Thoughts About Documentation

Paperwork. I don’t know anyone who likes doing it… including me. But when it comes to documenting patient care, it’s important. Having stated this, we really aren’t taught to do it well. In dental school we document to prove competency, which means we are writing for reasons beyond immediate care of a specific patient. After graduation, for the most part, I would say most of us write too little. Here are a few ideas about documentation that I have found useful. 1. When I first meet a patient, I take notes with a blank sheet of paper, writing down what the patient says in the same way I would take notes during a lecture. Typing on a computer seems a little too impersonal so I don’t use it. 2. When taking an oral history of the patient, I don’t insert my opinion.  If the patient seems mad, I don’t write  that the patient seems mad. Instead I quote what he or she says. This moves documentation away from subjective or opinion statements and toward objective or observation statements. 3. When writing an entry in the record I have a simple outline in mind.
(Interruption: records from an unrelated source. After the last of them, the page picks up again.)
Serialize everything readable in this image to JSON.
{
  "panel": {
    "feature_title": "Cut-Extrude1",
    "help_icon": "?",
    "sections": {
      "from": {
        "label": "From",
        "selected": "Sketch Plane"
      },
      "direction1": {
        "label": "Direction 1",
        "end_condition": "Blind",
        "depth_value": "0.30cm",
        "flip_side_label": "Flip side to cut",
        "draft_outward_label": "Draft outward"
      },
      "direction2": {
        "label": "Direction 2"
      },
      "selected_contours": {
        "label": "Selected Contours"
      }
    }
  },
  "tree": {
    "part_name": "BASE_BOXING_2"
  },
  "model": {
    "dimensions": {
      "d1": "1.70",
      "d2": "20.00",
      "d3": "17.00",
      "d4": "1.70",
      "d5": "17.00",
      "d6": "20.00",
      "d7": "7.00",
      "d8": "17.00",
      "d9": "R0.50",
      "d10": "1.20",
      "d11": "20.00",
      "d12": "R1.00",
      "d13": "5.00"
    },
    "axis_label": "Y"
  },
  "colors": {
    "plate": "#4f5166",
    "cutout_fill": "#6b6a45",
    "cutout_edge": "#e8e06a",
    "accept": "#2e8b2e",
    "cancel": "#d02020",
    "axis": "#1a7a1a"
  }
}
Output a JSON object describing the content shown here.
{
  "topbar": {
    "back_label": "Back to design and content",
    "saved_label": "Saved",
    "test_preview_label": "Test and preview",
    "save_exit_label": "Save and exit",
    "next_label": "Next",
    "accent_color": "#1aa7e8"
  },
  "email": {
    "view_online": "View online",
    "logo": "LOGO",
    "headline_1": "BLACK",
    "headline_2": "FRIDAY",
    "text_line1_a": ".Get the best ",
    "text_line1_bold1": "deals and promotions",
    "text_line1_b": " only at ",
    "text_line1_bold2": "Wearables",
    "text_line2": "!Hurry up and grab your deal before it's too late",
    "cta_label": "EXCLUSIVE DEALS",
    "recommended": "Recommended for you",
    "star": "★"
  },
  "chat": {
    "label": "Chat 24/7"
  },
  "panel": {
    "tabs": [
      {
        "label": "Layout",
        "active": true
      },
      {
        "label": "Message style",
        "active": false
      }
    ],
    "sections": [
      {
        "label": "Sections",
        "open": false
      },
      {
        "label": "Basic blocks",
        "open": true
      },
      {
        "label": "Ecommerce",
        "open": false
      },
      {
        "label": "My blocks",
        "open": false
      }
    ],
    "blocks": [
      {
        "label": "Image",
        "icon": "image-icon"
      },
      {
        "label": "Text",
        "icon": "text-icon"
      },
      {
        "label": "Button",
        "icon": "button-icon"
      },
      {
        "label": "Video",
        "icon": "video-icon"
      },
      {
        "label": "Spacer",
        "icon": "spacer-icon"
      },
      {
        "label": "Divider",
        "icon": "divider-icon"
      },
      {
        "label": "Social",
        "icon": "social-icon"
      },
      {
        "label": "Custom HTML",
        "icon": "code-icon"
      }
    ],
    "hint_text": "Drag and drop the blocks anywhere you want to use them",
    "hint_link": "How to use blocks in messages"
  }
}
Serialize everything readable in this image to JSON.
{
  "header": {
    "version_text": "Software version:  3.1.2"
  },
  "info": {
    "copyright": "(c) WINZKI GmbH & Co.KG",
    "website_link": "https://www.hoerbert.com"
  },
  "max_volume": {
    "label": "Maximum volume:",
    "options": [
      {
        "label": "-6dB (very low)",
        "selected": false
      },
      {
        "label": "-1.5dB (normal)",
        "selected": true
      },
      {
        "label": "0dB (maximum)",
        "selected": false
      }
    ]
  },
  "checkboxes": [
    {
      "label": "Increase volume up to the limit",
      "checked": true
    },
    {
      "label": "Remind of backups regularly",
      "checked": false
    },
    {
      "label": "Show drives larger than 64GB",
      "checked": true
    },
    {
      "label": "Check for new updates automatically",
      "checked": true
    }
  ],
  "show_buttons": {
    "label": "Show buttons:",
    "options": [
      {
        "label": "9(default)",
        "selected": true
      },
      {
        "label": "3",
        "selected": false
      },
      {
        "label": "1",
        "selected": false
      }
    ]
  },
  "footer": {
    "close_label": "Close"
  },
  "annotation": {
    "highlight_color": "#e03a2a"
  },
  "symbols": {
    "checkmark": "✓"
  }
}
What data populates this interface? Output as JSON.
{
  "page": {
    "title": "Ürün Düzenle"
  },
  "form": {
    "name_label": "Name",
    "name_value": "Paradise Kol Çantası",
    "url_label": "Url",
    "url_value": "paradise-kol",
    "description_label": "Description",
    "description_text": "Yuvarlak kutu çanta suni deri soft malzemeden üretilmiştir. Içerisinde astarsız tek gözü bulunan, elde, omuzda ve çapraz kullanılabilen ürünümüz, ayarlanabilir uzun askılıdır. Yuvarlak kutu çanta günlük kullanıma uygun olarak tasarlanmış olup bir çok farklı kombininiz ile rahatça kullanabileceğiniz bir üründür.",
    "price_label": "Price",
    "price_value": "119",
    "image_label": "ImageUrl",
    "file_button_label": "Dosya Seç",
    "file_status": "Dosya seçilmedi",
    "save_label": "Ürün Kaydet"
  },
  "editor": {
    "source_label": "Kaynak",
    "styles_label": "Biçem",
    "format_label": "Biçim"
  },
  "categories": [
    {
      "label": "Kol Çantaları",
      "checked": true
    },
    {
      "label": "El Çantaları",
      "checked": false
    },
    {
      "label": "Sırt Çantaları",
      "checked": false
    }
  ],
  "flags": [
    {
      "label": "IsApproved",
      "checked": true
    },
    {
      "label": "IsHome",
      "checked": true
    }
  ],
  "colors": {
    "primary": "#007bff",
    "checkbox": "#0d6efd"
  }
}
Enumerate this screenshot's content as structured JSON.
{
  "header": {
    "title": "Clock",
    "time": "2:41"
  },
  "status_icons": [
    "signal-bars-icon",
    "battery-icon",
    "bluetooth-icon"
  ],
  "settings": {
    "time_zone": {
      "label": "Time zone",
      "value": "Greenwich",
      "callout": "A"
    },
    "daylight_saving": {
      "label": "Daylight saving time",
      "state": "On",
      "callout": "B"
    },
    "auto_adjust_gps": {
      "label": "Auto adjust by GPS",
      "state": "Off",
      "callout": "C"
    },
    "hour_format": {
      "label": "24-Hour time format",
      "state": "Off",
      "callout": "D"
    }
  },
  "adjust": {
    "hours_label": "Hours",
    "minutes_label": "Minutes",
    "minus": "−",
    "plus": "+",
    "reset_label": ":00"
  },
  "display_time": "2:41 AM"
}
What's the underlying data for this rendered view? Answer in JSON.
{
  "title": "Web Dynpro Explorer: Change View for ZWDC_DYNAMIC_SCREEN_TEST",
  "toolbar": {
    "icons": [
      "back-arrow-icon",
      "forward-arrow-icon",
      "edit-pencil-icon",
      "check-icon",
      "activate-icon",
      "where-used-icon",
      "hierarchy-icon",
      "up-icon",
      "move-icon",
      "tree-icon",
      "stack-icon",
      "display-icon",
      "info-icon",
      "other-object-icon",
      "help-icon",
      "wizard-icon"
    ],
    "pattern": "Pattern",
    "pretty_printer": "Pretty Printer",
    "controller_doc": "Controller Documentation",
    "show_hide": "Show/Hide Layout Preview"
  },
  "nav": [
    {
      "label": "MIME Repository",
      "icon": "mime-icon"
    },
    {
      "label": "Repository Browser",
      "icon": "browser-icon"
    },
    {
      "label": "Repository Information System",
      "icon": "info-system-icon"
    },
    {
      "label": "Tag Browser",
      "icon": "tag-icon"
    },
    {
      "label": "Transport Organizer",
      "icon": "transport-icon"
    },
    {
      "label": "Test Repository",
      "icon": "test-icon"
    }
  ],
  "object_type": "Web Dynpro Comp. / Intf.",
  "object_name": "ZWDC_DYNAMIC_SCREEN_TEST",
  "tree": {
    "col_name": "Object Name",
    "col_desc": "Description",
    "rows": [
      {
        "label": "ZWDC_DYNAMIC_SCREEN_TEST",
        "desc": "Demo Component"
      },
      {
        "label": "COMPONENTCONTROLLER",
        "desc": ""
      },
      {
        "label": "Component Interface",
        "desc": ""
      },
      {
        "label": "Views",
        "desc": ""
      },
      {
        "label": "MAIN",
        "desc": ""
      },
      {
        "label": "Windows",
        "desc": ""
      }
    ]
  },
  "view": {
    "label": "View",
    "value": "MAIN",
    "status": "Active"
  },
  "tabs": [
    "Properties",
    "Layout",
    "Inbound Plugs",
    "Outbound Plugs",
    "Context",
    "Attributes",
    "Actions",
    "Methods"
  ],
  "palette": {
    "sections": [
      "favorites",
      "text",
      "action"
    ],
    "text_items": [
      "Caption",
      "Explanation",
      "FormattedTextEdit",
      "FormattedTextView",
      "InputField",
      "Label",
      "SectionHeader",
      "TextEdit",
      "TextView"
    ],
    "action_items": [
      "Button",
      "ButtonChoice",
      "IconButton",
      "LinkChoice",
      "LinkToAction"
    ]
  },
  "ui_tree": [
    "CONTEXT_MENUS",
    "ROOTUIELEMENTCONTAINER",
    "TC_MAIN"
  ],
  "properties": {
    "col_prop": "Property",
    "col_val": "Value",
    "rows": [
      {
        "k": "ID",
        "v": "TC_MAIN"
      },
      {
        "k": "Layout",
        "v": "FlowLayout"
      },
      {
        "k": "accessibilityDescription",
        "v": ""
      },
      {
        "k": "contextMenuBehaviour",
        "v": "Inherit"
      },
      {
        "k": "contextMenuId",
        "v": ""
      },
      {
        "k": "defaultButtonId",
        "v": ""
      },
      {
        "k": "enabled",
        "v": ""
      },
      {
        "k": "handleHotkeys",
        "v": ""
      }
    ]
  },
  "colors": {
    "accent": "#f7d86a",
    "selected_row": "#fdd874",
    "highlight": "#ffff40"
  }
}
Here is my basic order of notation. a. Date b. Patient’s Name (if it isn’t located elsewhere on the page) c. Procedure Title (what is today’s procedure?) The reason I like to do this is because later on when I am looking back on my notes it is easier to read through titles than it is having to read through entire entries. d. Medical Status Statement and Vital Signs — in order to address the unstated...